Guadagnino’s (Call Me By Your Name) first North American-shot film unfolds in a matter of fact and uninflected way, with only a minimum of flashbacks to fill in a few of Lee’s misremembered details. We come to know these characters as they come to know each other. The wary compromise that throws Maren and Lee together, believably becomes attraction – and then love. Just as the seemingly helpful and avuncular Sully becomes monstrous, as he lets his mask slip.
Like Raw and Let The Right One In – the two most obvious recent comparisons – Bones and All is a study of adolescence at odds with society. It is a lot closer in tone to On The Road than it is to – say – Oliver Stone’s Natural Born Killers (sheesh, that’s a film that’s aged badly).
Timothée Chalamet (Dune) and Taylor Russell (Escape Room) are affecting and superb as the young lovers, while Mark Rylance (Don’t Look Up) turns in another of his gallery of scenery-chewing bit parts. Rylance is one of the most hypnotically watchable actors around – and his Sully is a villain for the ages. A late cameo from Chloe Sevigny is as perfect as it is chilling.
The cinematography by Arseni Khachaturan glows like he had a tribute to Terrence Malick’s Badlands in mind (he possibly did), while the soundtrack is from the reliably thunderous Trent Reznor and Atticus Ross (Mank), studded with tracks from everyone from Reznor’s Nine Inch Nails to A-Ha, Duran Duran and Kiss.
The pace is a little leisurely – and I reckon shaving 10 minutes out of the final third would have been a great idea. But this is still an engrossing, provoking and haunting film.
Bones and All isn’t just a horror movie, neither is it just a teen romance, or road movie. It is all of those things – and very beautifully – most of the time. Bones and All got under my skin and followed me around for days.
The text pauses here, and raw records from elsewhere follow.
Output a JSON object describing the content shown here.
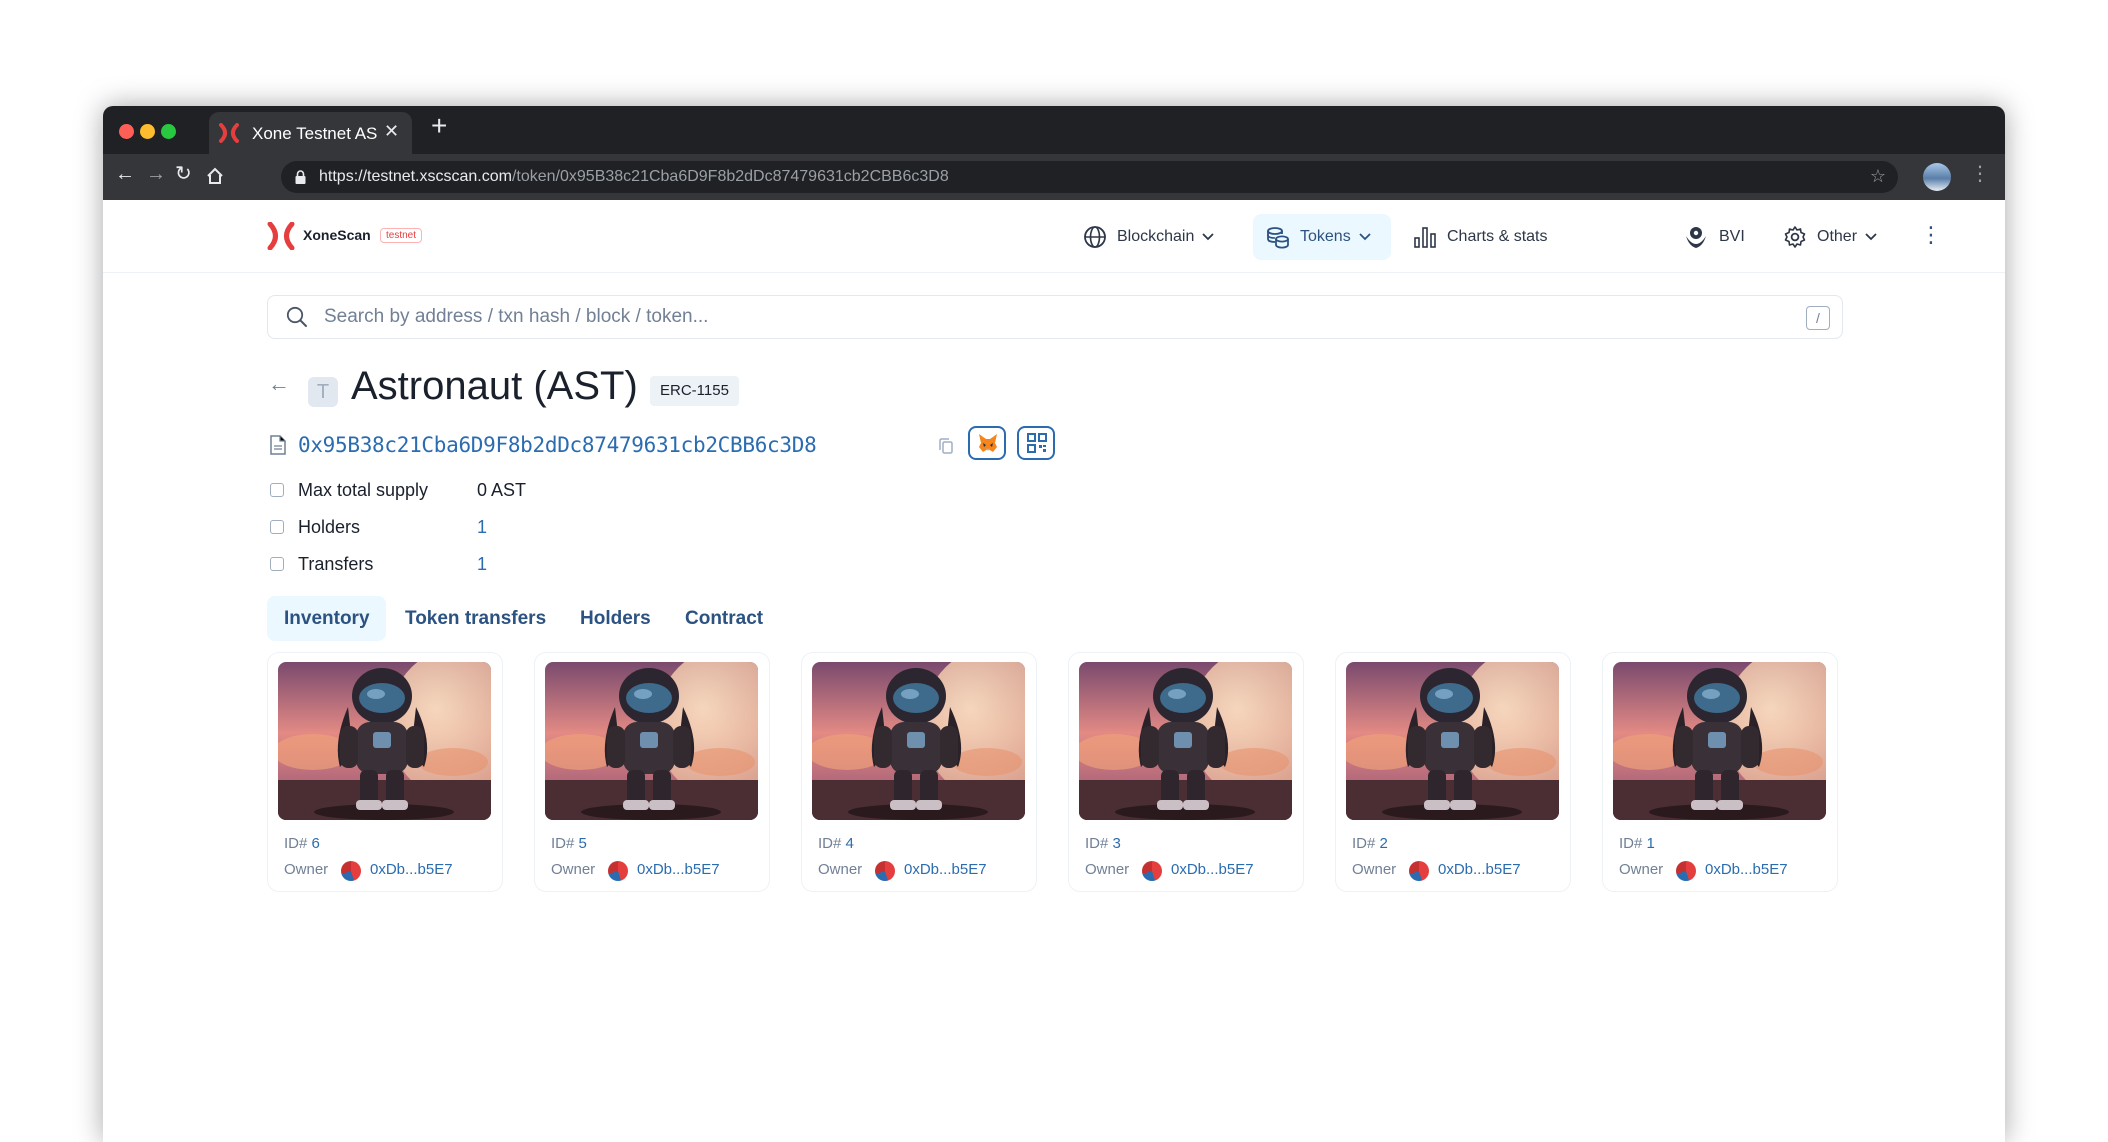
{
  "browser": {
    "tab_title": "Xone Testnet AS",
    "url_host": "https://testnet.xscscan.com",
    "url_path": "/token/0x95B38c21Cba6D9F8b2dDc87479631cb2CBB6c3D8"
  },
  "header": {
    "logo_name": "XoneScan",
    "logo_badge": "testnet",
    "nav": [
      {
        "label": "Blockchain",
        "icon": "globe-icon"
      },
      {
        "label": "Tokens",
        "icon": "coins-icon"
      },
      {
        "label": "Charts & stats",
        "icon": "bar-chart-icon"
      },
      {
        "label": "BVI",
        "icon": "bvi-icon"
      },
      {
        "label": "Other",
        "icon": "gear-icon"
      }
    ]
  },
  "search": {
    "placeholder": "Search by address / txn hash / block / token...",
    "shortcut": "/"
  },
  "token": {
    "icon_letter": "T",
    "title": "Astronaut (AST)",
    "standard": "ERC-1155",
    "address": "0x95B38c21Cba6D9F8b2dDc87479631cb2CBB6c3D8"
  },
  "properties": [
    {
      "label": "Max total supply",
      "value": "0 AST"
    },
    {
      "label": "Holders",
      "value": "1"
    },
    {
      "label": "Transfers",
      "value": "1"
    }
  ],
  "tabs": [
    "Inventory",
    "Token transfers",
    "Holders",
    "Contract"
  ],
  "inventory": [
    {
      "id_label": "ID#",
      "id": "6",
      "owner_label": "Owner",
      "owner": "0xDb...b5E7"
    },
    {
      "id_label": "ID#",
      "id": "5",
      "owner_label": "Owner",
      "owner": "0xDb...b5E7"
    },
    {
      "id_label": "ID#",
      "id": "4",
      "owner_label": "Owner",
      "owner": "0xDb...b5E7"
    },
    {
      "id_label": "ID#",
      "id": "3",
      "owner_label": "Owner",
      "owner": "0xDb...b5E7"
    },
    {
      "id_label": "ID#",
      "id": "2",
      "owner_label": "Owner",
      "owner": "0xDb...b5E7"
    },
    {
      "id_label": "ID#",
      "id": "1",
      "owner_label": "Owner",
      "owner": "0xDb...b5E7"
    }
  ],
  "colors": {
    "brand": "#e53e3e",
    "link": "#2b6cb0",
    "active_tab_bg": "#ebf8ff"
  }
}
Very recommended.
Bones and All is now screening in select cinemas nationwide.